“You shall not pervert the justice due to the sojourner or to the fatherless, or take a widow’s garment in pledge.” —Deuteronomy 24:17

This verse names the three populations most vulnerable to exploitation: those living in a foreign country, children without parents, and women without protection. These populations have always been the most vulnerable to human trafficking, and they remain so today.

Hope for Justice aims to end human trafficking in our lifetime. And one priority to achieve that in the U.S. is training healthcare professionals to recognize victims of human trafficking. Almost 88 percent of victims of domestic sex trafficking encounter healthcare professionals while they are being trafficked.

From NFL Cheerleading to Fighting Human Trafficking

Dotti Groover-Skipper

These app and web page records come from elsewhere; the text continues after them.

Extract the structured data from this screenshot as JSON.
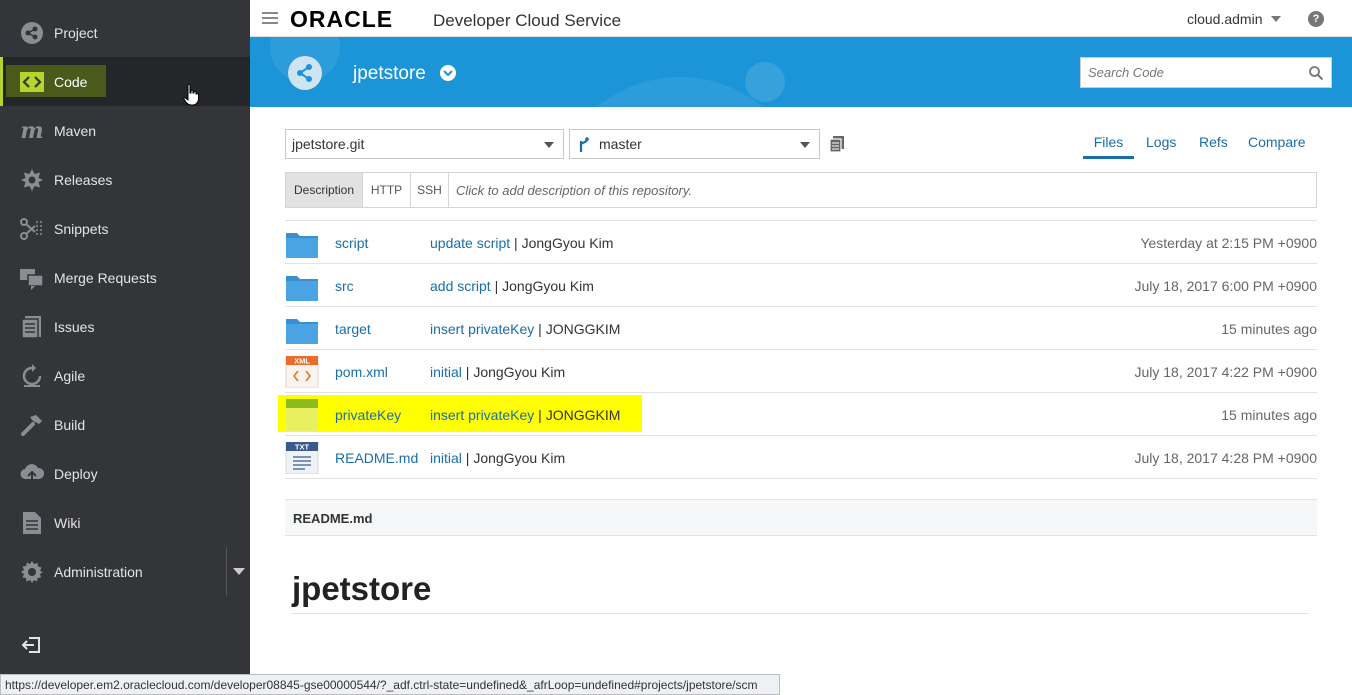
{
  "sidebar": {
    "items": [
      {
        "label": "Project",
        "icon": "project-icon"
      },
      {
        "label": "Code",
        "icon": "code-icon"
      },
      {
        "label": "Maven",
        "icon": "maven-icon"
      },
      {
        "label": "Releases",
        "icon": "releases-icon"
      },
      {
        "label": "Snippets",
        "icon": "snippets-icon"
      },
      {
        "label": "Merge Requests",
        "icon": "merge-requests-icon"
      },
      {
        "label": "Issues",
        "icon": "issues-icon"
      },
      {
        "label": "Agile",
        "icon": "agile-icon"
      },
      {
        "label": "Build",
        "icon": "build-icon"
      },
      {
        "label": "Deploy",
        "icon": "deploy-icon"
      },
      {
        "label": "Wiki",
        "icon": "wiki-icon"
      },
      {
        "label": "Administration",
        "icon": "administration-icon"
      }
    ],
    "active": "Code"
  },
  "topbar": {
    "brand": "ORACLE",
    "product": "Developer Cloud Service",
    "user": "cloud.admin",
    "help": "?"
  },
  "banner": {
    "project_name": "jpetstore",
    "search_placeholder": "Search Code"
  },
  "repo": {
    "repository": "jpetstore.git",
    "branch": "master"
  },
  "tabs": [
    "Files",
    "Logs",
    "Refs",
    "Compare"
  ],
  "active_tab": "Files",
  "description": {
    "tabs": [
      "Description",
      "HTTP",
      "SSH"
    ],
    "text": "Click to add description of this repository."
  },
  "files": [
    {
      "name": "script",
      "type": "folder",
      "commit_msg": "update script",
      "author": "JongGyou Kim",
      "date": "Yesterday at 2:15 PM +0900"
    },
    {
      "name": "src",
      "type": "folder",
      "commit_msg": "add script",
      "author": "JongGyou Kim",
      "date": "July 18, 2017 6:00 PM +0900"
    },
    {
      "name": "target",
      "type": "folder",
      "commit_msg": "insert privateKey",
      "author": "JONGGKIM",
      "date": "15 minutes ago"
    },
    {
      "name": "pom.xml",
      "type": "xml",
      "badge": "XML",
      "commit_msg": "initial",
      "author": "JongGyou Kim",
      "date": "July 18, 2017 4:22 PM +0900"
    },
    {
      "name": "privateKey",
      "type": "file",
      "commit_msg": "insert privateKey",
      "author": "JONGGKIM",
      "date": "15 minutes ago",
      "highlighted": true
    },
    {
      "name": "README.md",
      "type": "txt",
      "badge": "TXT",
      "commit_msg": "initial",
      "author": "JongGyou Kim",
      "date": "July 18, 2017 4:28 PM +0900"
    }
  ],
  "readme": {
    "filename": "README.md",
    "heading": "jpetstore"
  },
  "statusbar": {
    "url": "https://developer.em2.oraclecloud.com/developer08845-gse00000544/?_adf.ctrl-state=undefined&_afrLoop=undefined#projects/jpetstore/scm"
  },
  "colors": {
    "sidebar_bg": "#333538",
    "banner_blue": "#1c94d8",
    "link_blue": "#1a6ea8",
    "highlight_yellow": "#ffff00",
    "active_green": "#b7d42c"
  }
}
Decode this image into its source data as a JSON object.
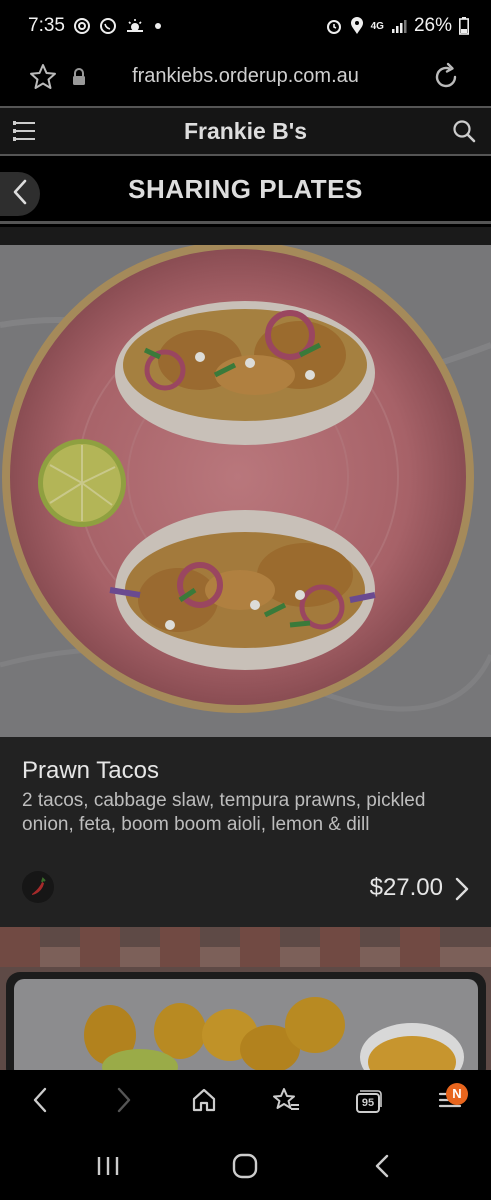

Florida is a target state for traffickers, with the Tampa Bay area as a top destination for this monstrous activity. Tampa Bay has a lethal combination of tourism, world famous beaches, hospitality and agricultural industries, sports arenas, a military base, international seaports and airports, as well as a destination spot for one of thelargest adult entertainment industries in the nation. This combination attracts all forms of human trafficking which has become a larger money maker than selling drugs, as the human "product" can be used and re-used over and over again.